Originally titled  The Sphinx has Spoken, the film did not do well upon release, losing $260,000.  Olivier, in his first American film, later claimed that the film "died the death of a dog." (Complete Films of Laurence Olivier); it has also been related that Olivier was having a horrible time converting his acting to a more filmic style.  According to this TCM article, director Victor Schertzinger spent much of his time getting a decent performance out of him:  "It was apparent right from the start that Olivier was completely out of his element acting in movies. He had absolutely no camera sense - my god, we often had to stop takes because he'd look at the camera in the middle of a scene. And he acted the way he did on the stage - all broad gestures and a face forever busy with expressions. He was totally unnatural, an amateur....He was uncomfortable being asked not to 'act,' but just be himself."  In spite of Schertzinger's efforts, Olivier is still obviously uncomfortable in the role.  It would take him years to finally discover the key to screen acting, but when he did - in Wuthering Heights (1939) - it was magic.

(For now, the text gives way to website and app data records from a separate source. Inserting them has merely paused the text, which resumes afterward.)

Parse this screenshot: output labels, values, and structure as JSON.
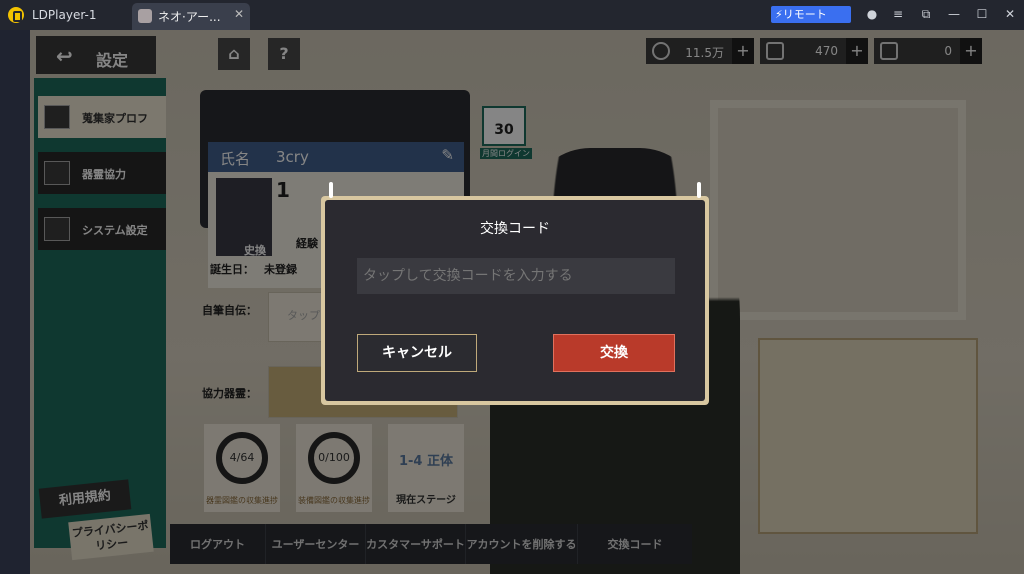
{
  "window": {
    "app_title": "LDPlayer-1",
    "tab_label": "ネオ·アー...",
    "tab_close": "✕",
    "remote_label": "リモート"
  },
  "header": {
    "back_label": "設定",
    "home_icon": "home-icon",
    "help_label": "?"
  },
  "resources": [
    {
      "value": "11.5万",
      "plus": "+"
    },
    {
      "value": "470",
      "plus": "+"
    },
    {
      "value": "0",
      "plus": "+"
    }
  ],
  "sidebar": {
    "items": [
      {
        "label": "蒐集家プロフ"
      },
      {
        "label": "器霊協力"
      },
      {
        "label": "システム設定"
      }
    ],
    "terms": "利用規約",
    "privacy": "プライバシーポリシー"
  },
  "profile": {
    "name_label": "氏名",
    "name_value": "3cry",
    "level": "1",
    "experience_label": "経験",
    "badge": "史換",
    "birthday_label": "誕生日：",
    "birthday_value": "未登録",
    "bio_label": "自筆自伝：",
    "bio_placeholder": "タップ",
    "spirit_label": "協力器霊："
  },
  "calendar": {
    "day": "30",
    "label": "月間ログイン"
  },
  "stats": [
    {
      "value": "4/64",
      "label": "器霊図鑑の収集進捗"
    },
    {
      "value": "0/100",
      "label": "装備図鑑の収集進捗"
    },
    {
      "value": "1-4 正体",
      "label": "現在ステージ"
    }
  ],
  "bottom_bar": [
    "ログアウト",
    "ユーザーセンター",
    "カスタマーサポート",
    "アカウントを削除する",
    "交換コード"
  ],
  "modal": {
    "title": "交換コード",
    "input_placeholder": "タップして交換コードを入力する",
    "cancel_label": "キャンセル",
    "confirm_label": "交換"
  }
}
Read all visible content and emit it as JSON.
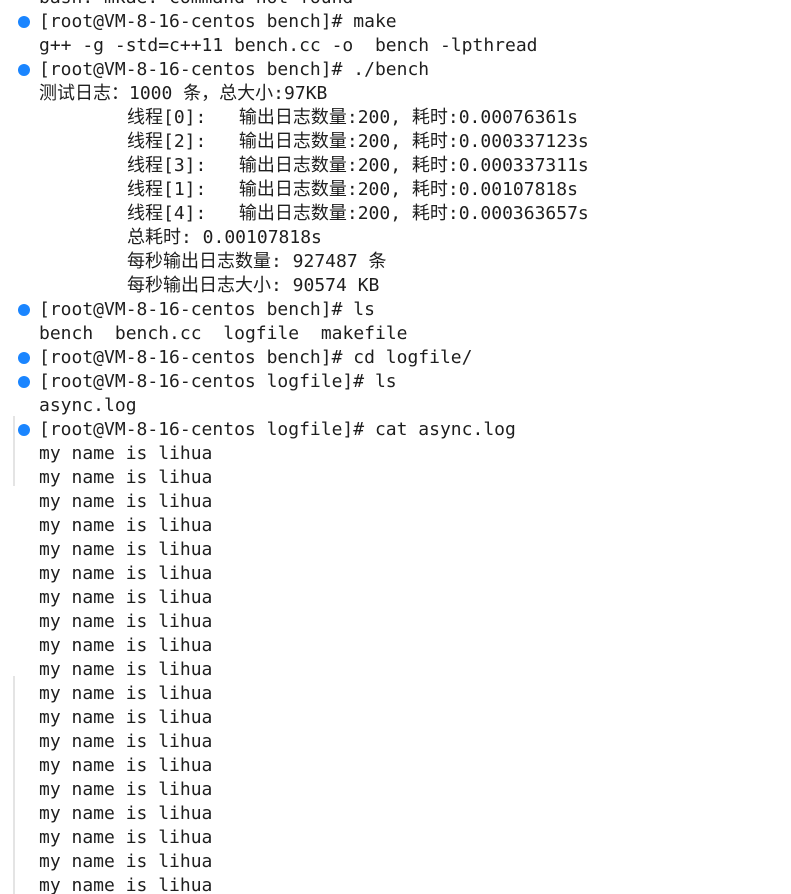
{
  "terminal": {
    "colors": {
      "background": "#ffffff",
      "text": "#1e1e1e",
      "prompt_dot": "#1a85ff",
      "executable": "#0f7b0f",
      "directory": "#0451a5",
      "gutter": "#e4e4e4"
    },
    "lines": [
      {
        "kind": "prompt",
        "text": "bash: mkae: command not found"
      },
      {
        "kind": "prompt",
        "text": "[root@VM-8-16-centos bench]# make"
      },
      {
        "kind": "output",
        "text": "g++ -g -std=c++11 bench.cc -o  bench -lpthread"
      },
      {
        "kind": "prompt",
        "text": "[root@VM-8-16-centos bench]# ./bench"
      },
      {
        "kind": "output",
        "text": "测试日志：1000 条，总大小:97KB"
      },
      {
        "kind": "output",
        "indent": true,
        "text": "线程[0]:   输出日志数量:200, 耗时:0.00076361s"
      },
      {
        "kind": "output",
        "indent": true,
        "text": "线程[2]:   输出日志数量:200, 耗时:0.000337123s"
      },
      {
        "kind": "output",
        "indent": true,
        "text": "线程[3]:   输出日志数量:200, 耗时:0.000337311s"
      },
      {
        "kind": "output",
        "indent": true,
        "text": "线程[1]:   输出日志数量:200, 耗时:0.00107818s"
      },
      {
        "kind": "output",
        "indent": true,
        "text": "线程[4]:   输出日志数量:200, 耗时:0.000363657s"
      },
      {
        "kind": "output",
        "indent": true,
        "text": "总耗时: 0.00107818s"
      },
      {
        "kind": "output",
        "indent": true,
        "text": "每秒输出日志数量: 927487 条"
      },
      {
        "kind": "output",
        "indent": true,
        "text": "每秒输出日志大小: 90574 KB"
      },
      {
        "kind": "prompt",
        "text": "[root@VM-8-16-centos bench]# ls"
      },
      {
        "kind": "listing",
        "items": [
          {
            "text": "bench",
            "type": "executable"
          },
          {
            "text": "bench.cc",
            "type": "plain"
          },
          {
            "text": "logfile",
            "type": "directory"
          },
          {
            "text": "makefile",
            "type": "plain"
          }
        ]
      },
      {
        "kind": "prompt",
        "text": "[root@VM-8-16-centos bench]# cd logfile/"
      },
      {
        "kind": "prompt",
        "text": "[root@VM-8-16-centos logfile]# ls"
      },
      {
        "kind": "output",
        "text": "async.log"
      },
      {
        "kind": "prompt",
        "text": "[root@VM-8-16-centos logfile]# cat async.log"
      },
      {
        "kind": "output",
        "text": "my name is lihua"
      },
      {
        "kind": "output",
        "text": "my name is lihua"
      },
      {
        "kind": "output",
        "text": "my name is lihua"
      },
      {
        "kind": "output",
        "text": "my name is lihua"
      },
      {
        "kind": "output",
        "text": "my name is lihua"
      },
      {
        "kind": "output",
        "text": "my name is lihua"
      },
      {
        "kind": "output",
        "text": "my name is lihua"
      },
      {
        "kind": "output",
        "text": "my name is lihua"
      },
      {
        "kind": "output",
        "text": "my name is lihua"
      },
      {
        "kind": "output",
        "text": "my name is lihua"
      },
      {
        "kind": "output",
        "text": "my name is lihua"
      },
      {
        "kind": "output",
        "text": "my name is lihua"
      },
      {
        "kind": "output",
        "text": "my name is lihua"
      },
      {
        "kind": "output",
        "text": "my name is lihua"
      },
      {
        "kind": "output",
        "text": "my name is lihua"
      },
      {
        "kind": "output",
        "text": "my name is lihua"
      },
      {
        "kind": "output",
        "text": "my name is lihua"
      },
      {
        "kind": "output",
        "text": "my name is lihua"
      },
      {
        "kind": "output",
        "text": "my name is lihua"
      }
    ]
  }
}
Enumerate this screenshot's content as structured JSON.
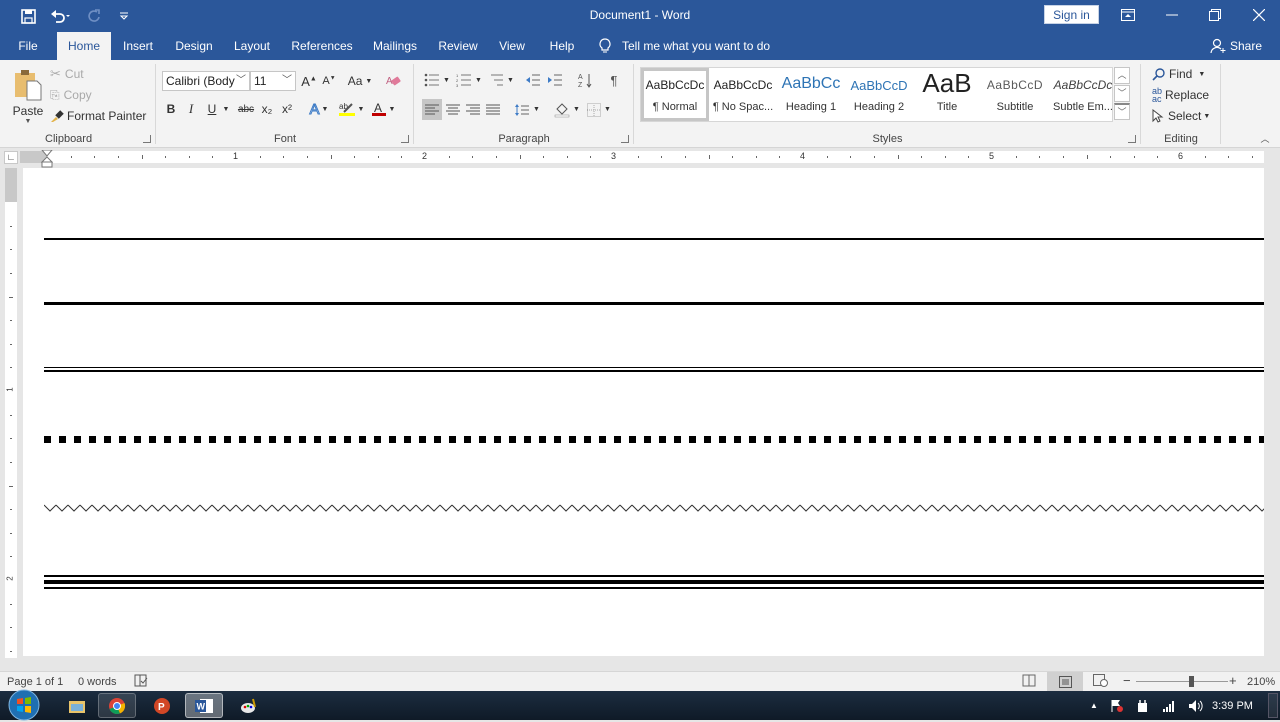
{
  "window": {
    "title": "Document1  -  Word",
    "sign_in": "Sign in"
  },
  "qat": {
    "icons": [
      "save-icon",
      "undo-icon",
      "redo-icon",
      "customize-qat-icon"
    ]
  },
  "tabs": [
    {
      "label": "File"
    },
    {
      "label": "Home",
      "active": true
    },
    {
      "label": "Insert"
    },
    {
      "label": "Design"
    },
    {
      "label": "Layout"
    },
    {
      "label": "References"
    },
    {
      "label": "Mailings"
    },
    {
      "label": "Review"
    },
    {
      "label": "View"
    },
    {
      "label": "Help"
    }
  ],
  "tell_me": "Tell me what you want to do",
  "share": "Share",
  "ribbon": {
    "clipboard": {
      "label": "Clipboard",
      "paste": "Paste",
      "cut": "Cut",
      "copy": "Copy",
      "format_painter": "Format Painter"
    },
    "font": {
      "label": "Font",
      "font_name": "Calibri (Body",
      "font_size": "11",
      "change_case": "Aa",
      "bold": "B",
      "italic": "I",
      "underline": "U",
      "strikethrough": "abc",
      "subscript": "x₂",
      "superscript": "x²",
      "highlight_color": "#ffff00",
      "font_color": "#c00000"
    },
    "paragraph": {
      "label": "Paragraph",
      "show_marks": "¶"
    },
    "styles": {
      "label": "Styles",
      "items": [
        {
          "sample": "AaBbCcDc",
          "name": "¶ Normal",
          "selected": true
        },
        {
          "sample": "AaBbCcDc",
          "name": "¶ No Spac..."
        },
        {
          "sample": "AaBbCc",
          "name": "Heading 1"
        },
        {
          "sample": "AaBbCcD",
          "name": "Heading 2"
        },
        {
          "sample": "AaB",
          "name": "Title"
        },
        {
          "sample": "AaBbCcD",
          "name": "Subtitle"
        },
        {
          "sample": "AaBbCcDc",
          "name": "Subtle Em..."
        }
      ]
    },
    "editing": {
      "label": "Editing",
      "find": "Find",
      "replace": "Replace",
      "select": "Select"
    }
  },
  "ruler": {
    "h_numbers": [
      "1",
      "2",
      "3",
      "4",
      "5",
      "6"
    ],
    "v_numbers": [
      "1",
      "2"
    ]
  },
  "document": {
    "border_lines": [
      {
        "style": "single-thin"
      },
      {
        "style": "single-thick"
      },
      {
        "style": "double"
      },
      {
        "style": "square-dotted"
      },
      {
        "style": "wavy"
      },
      {
        "style": "thin-thick-thin"
      }
    ]
  },
  "status": {
    "page": "Page 1 of 1",
    "words": "0 words",
    "zoom": "210%",
    "zoom_minus": "−",
    "zoom_plus": "+"
  },
  "taskbar": {
    "apps": [
      "Start",
      "File Explorer",
      "Chrome",
      "PowerPoint",
      "Word",
      "Paint"
    ],
    "time": "3:39 PM"
  }
}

But Olivier is not the biggest problem in the film; far more damaging is Lili Damita.   Her Alma not all that attractive, or all that interesting, yet she has every man on the planet hovering over her.  Her husband is making a good living on her "charms," two men who are best friends almost kill one another over her, and despite her reputation, another man is willing to marry her.  Our question was, WHY?  What does Alma have that we don't see? The picture assumes we will take the words of these men that she has something to give, but quite frankly, it weakens the picture. A constant flirt, one wonders of Alma is capable of being in love.
Between 1922 and 1938, Lili Damita made 35 films in France and in the United States, most of them not well remembered today.   She is better remembered for her personal life: in 1935, Damita married Errol Flynn (the same year in which Flynn shot to fame in Captain Blood).  Shortly thereafter, Damita retired from film to raise the couple's son, Sean.  Divorced from Flynn in 1942, Damita would remarry Allen Loomis (who owned a dairy in Fort Dodge, Iowa. They were married until 1983) and left Hollywood for good.  In 1970, Sean, a photojournalist working in Cambodia during the Cambodian Civil War and Vietnam War, disappeared.  Damita never gave up hope that her child was alive, and spent a fortune trying to locate him, however in 1984, Sean was declared dead. Damita died 10 years later of Alzeimer's Disease at age 89.
From an historical perspective, this is a film of interest, since it was Olivier's first film in the U.S., but as a movie, it's not all that impressive.  We'll leave you with a clip from the film - the entrance of Laurence Olivier.  Next time, we'll return with an Olivia de Havilland film from the 1960s.